COVID-19 Edition 3: Fines and Drones
The cases of coronavirus (COVID-19) continue to increase; as at 3pm on 13 April 2020, there have been 6,359 confirmed cases of COVID-19 in Australia, of which 2,863 are from New South Wales and 1,281 from Victoria. The State of Emergency in Victoria has now been extended until midnight on 11 May 2020 to combat the virus. FINES The declaration of Victoria as a State of Emergency means residents are only allowed to leave their homes for any of the five essential reasons*:
- Shopping for food or other essential goods and services
- Work and education
- Care and compassionate reasons
- Other extenuating circumstances
A two-person gathering rule now applies for both inside and outside the house, but exempts people who live in the same household. Breaching of any of these rules may incur a fine of up to $1,652 for individuals and up to $9,913 for businesses. Police officers now have strong powers to enforce these directions and are given the liberty to issue the fines on the spot. They would use "common sense" in dealing with issuing fines and have the responsibility to decide who will receive the penalties.
Notwithstanding fines issued by the police, under the State of Emergency, people who do not comply, can also be taken to court and charged under s 203 of the Public Health and Wellbeing Act 2008. This may result in 120 penalty units for an individual, equating to approximately $20,000 or 600 penalty units for a corporation, equating to $100,000 for the breach. On a federal level, under s 475 of the Biosecurity Act 2015, the Commonwealth now has power to issue a "human biosecurity control order". If such an order is imposed, Australians must comply with the requirements and directions. While such an order has not yet been issued, anyone found to intentionally engage in conduct that contravenes this order commits a criminal offence that is punishable by a maximum penalty of imprisonment for five years and/or a fine of 300 penalty units, equating to $63,000. Such strict restrictions and harsh penalties are exercised in the hope of slowing the spread of COVID-19. With no possible vaccine in the near future, it is up to the public to determine the likelihood of the spread of the virus.
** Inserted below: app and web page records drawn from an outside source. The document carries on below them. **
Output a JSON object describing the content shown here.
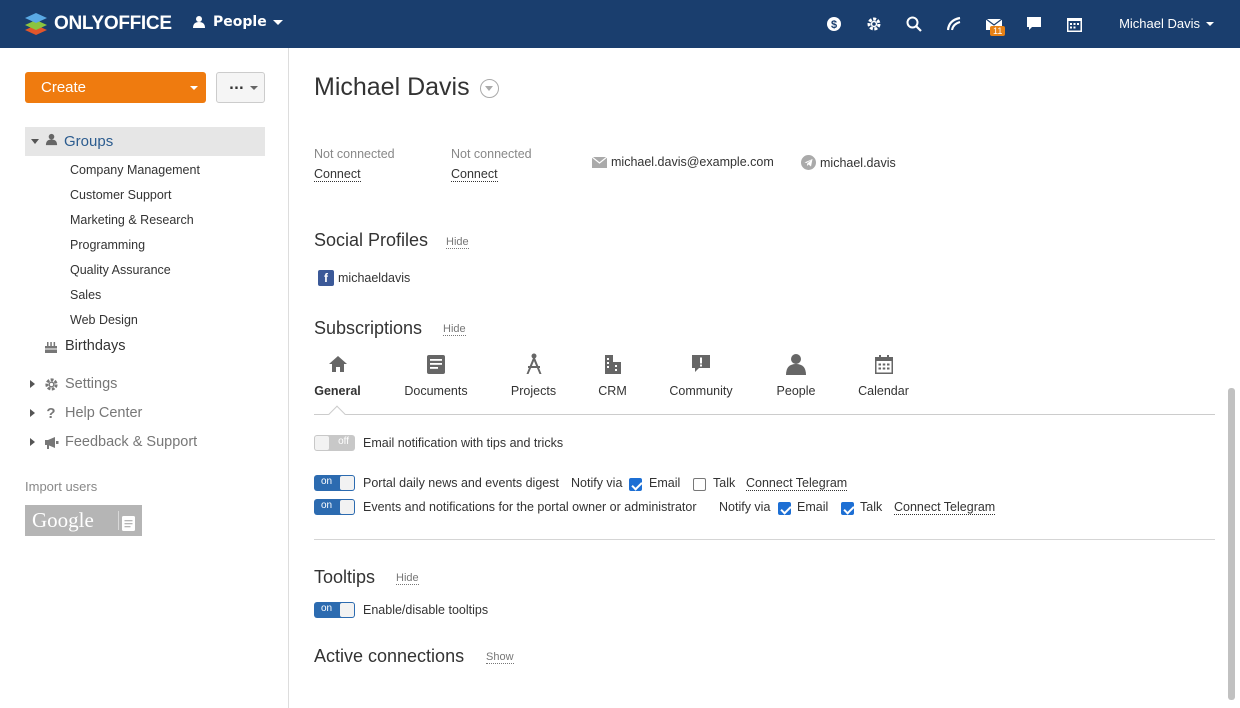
{
  "topbar": {
    "brand": "ONLYOFFICE",
    "module": "People",
    "mail_badge": "11",
    "user_name": "Michael Davis",
    "icons": [
      "currency-icon",
      "gear-icon",
      "search-icon",
      "feed-icon",
      "mail-icon",
      "chat-icon",
      "calendar-icon"
    ]
  },
  "sidebar": {
    "create_label": "Create",
    "more_label": "...",
    "groups_label": "Groups",
    "groups": [
      "Company Management",
      "Customer Support",
      "Marketing & Research",
      "Programming",
      "Quality Assurance",
      "Sales",
      "Web Design"
    ],
    "birthdays_label": "Birthdays",
    "settings_label": "Settings",
    "help_label": "Help Center",
    "feedback_label": "Feedback & Support",
    "import_label": "Import users",
    "google_label": "Google"
  },
  "profile": {
    "name": "Michael Davis",
    "contacts": [
      {
        "status": "Not connected",
        "action": "Connect"
      },
      {
        "status": "Not connected",
        "action": "Connect"
      }
    ],
    "email": "michael.davis@example.com",
    "telegram": "michael.davis"
  },
  "social": {
    "title": "Social Profiles",
    "toggle": "Hide",
    "facebook": "michaeldavis"
  },
  "subscriptions": {
    "title": "Subscriptions",
    "toggle": "Hide",
    "tabs": [
      "General",
      "Documents",
      "Projects",
      "CRM",
      "Community",
      "People",
      "Calendar"
    ],
    "active_tab": "General",
    "rows": [
      {
        "state": "off",
        "text": "Email notification with tips and tricks"
      },
      {
        "state": "on",
        "text": "Portal daily news and events digest",
        "notify_via": "Notify via",
        "email_label": "Email",
        "email_checked": true,
        "talk_label": "Talk",
        "talk_checked": false,
        "link": "Connect Telegram"
      },
      {
        "state": "on",
        "text": "Events and notifications for the portal owner or administrator",
        "notify_via": "Notify via",
        "email_label": "Email",
        "email_checked": true,
        "talk_label": "Talk",
        "talk_checked": true,
        "link": "Connect Telegram"
      }
    ]
  },
  "tooltips": {
    "title": "Tooltips",
    "toggle": "Hide",
    "state": "on",
    "text": "Enable/disable tooltips"
  },
  "connections": {
    "title": "Active connections",
    "toggle": "Show"
  },
  "colors": {
    "topbar": "#1a3e6e",
    "create": "#ef7b0f",
    "toggle_on": "#2c6bb0",
    "badge": "#e68116"
  }
}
Aside from physical patrolling, Perth's police force has announced plans to engaged in drone patrolling. Drones will be deployed to enforce social distancing and will be used to patrol beaches, parks and public areas. This not only decreases the likelihood of the police force being exposed to the virus, but may also save time for the police to patrol the area. Critics may argue that using of drones invades people's private space and may normalise surveillance instead. Usage of drones may lead to mental and psychological effects on a person's health. For some groups who may already been closely checked, the feeling of being constantly watched may cause further stress and anxiety. Nonetheless, while the Victorian police has yet to use this method, it is only a matter of time before drones will be seen flying around to spread awareness of the virus, or to patrol the streets in order to determine if people are actually obeying the rules which have been set in place. *For more information from the Victorian Government on the 'Stay at Home' and 'Restricted activities' directions, please go to: https://www.dhhs.vic.gov.au/coronavirus-stay-home-and-restricted-activities-directions-faq